Farmers continue to push forward with harvest operations.
Producers now have over one per cent swathed or ready to straight-cut, and less than one per cent of the 2019 crop combined.
This is down from the five-year average (2014-2018) of four per cent combined and five per cent swathed or ready to straight-cut.
Seventeen per cent of the fall rye, 14 per cent of the winter wheat, three per cent of the field peas, and one per cent of the lentils are now stored in bins.
Farmers in the south are furthest along, with one per cent combined. Progress was made despite rainfall that delayed harvest operations in the southern region last week.
Topsoil moisture on cropland is rated as three per cent surplus, 78 per cent adequate, 17 per cent short, and two per cent very short.

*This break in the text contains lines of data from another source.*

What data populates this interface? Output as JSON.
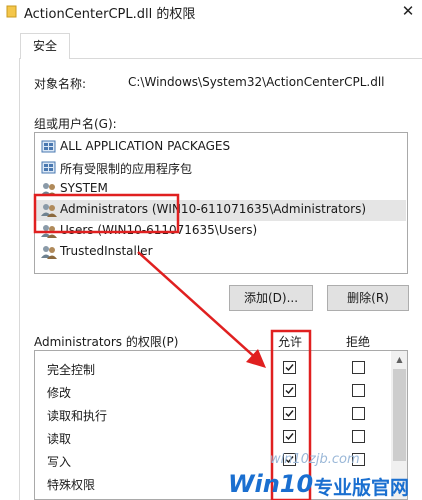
{
  "window": {
    "title": "ActionCenterCPL.dll 的权限",
    "close_glyph": "✕"
  },
  "tabs": [
    {
      "label": "安全",
      "active": true
    }
  ],
  "object": {
    "label": "对象名称:",
    "value": "C:\\Windows\\System32\\ActionCenterCPL.dll"
  },
  "groups": {
    "label": "组或用户名(G):",
    "items": [
      {
        "name": "ALL APPLICATION PACKAGES",
        "icon": "app-package-icon",
        "selected": false
      },
      {
        "name": "所有受限制的应用程序包",
        "icon": "app-package-icon",
        "selected": false
      },
      {
        "name": "SYSTEM",
        "icon": "user-group-icon",
        "selected": false
      },
      {
        "name": "Administrators (WIN10-611071635\\Administrators)",
        "icon": "user-group-icon",
        "selected": true
      },
      {
        "name": "Users (WIN10-611071635\\Users)",
        "icon": "user-group-icon",
        "selected": false
      },
      {
        "name": "TrustedInstaller",
        "icon": "user-group-icon",
        "selected": false
      }
    ],
    "add_label": "添加(D)...",
    "remove_label": "删除(R)"
  },
  "permissions": {
    "title": "Administrators 的权限(P)",
    "allow_header": "允许",
    "deny_header": "拒绝",
    "rows": [
      {
        "name": "完全控制",
        "allow": true,
        "deny": false
      },
      {
        "name": "修改",
        "allow": true,
        "deny": false
      },
      {
        "name": "读取和执行",
        "allow": true,
        "deny": false
      },
      {
        "name": "读取",
        "allow": true,
        "deny": false
      },
      {
        "name": "写入",
        "allow": true,
        "deny": false
      },
      {
        "name": "特殊权限",
        "allow": false,
        "deny": false
      }
    ]
  },
  "annotation": {
    "color": "#e02020"
  },
  "watermark": {
    "site": "win10zjb.com",
    "brand_latin": "Win10",
    "brand_cn": "专业版官网"
  }
}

Topsoil moisture on hay land and pasture is rated as one per cent surplus, 72 per cent adequate, 25 per cent short, and two per cent very short.

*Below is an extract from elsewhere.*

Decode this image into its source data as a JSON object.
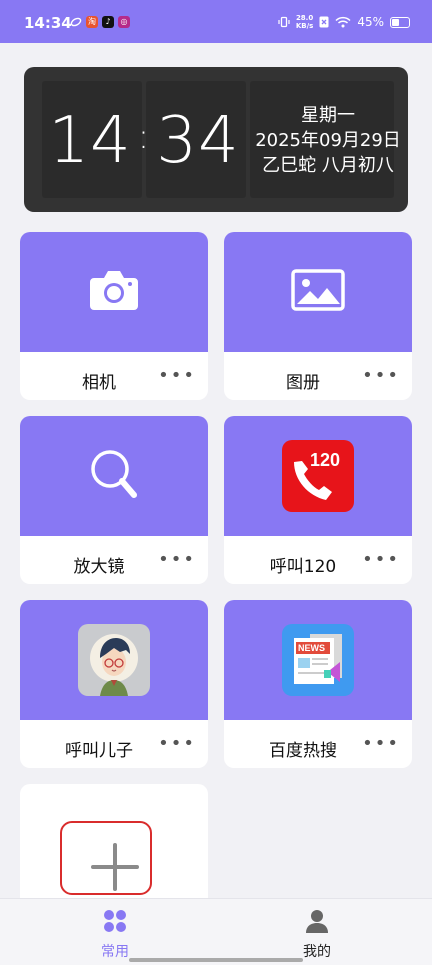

Hay yields are below average overall. Estimated average dryland hay yields for the province are 0.9 tons per acre for alfalfa; one ton per acre for alfalfa/bromegrass; 0.8 tons per acre for other tame hay; 0.7 tons per acre for wild hay and 1.8 tons per acre for greenfeed.
Estimated average irrigated hay yields are 2.4 tons per acre for alfalfa; 2.2 tons per acre for alfalfa/bromegrass; 1.9 tons per acre for other tame hay; 1.2 tons per acre for wild hay and 3.2 tons per acre for greenfeed.
A complete, printable version of the crop report is available online.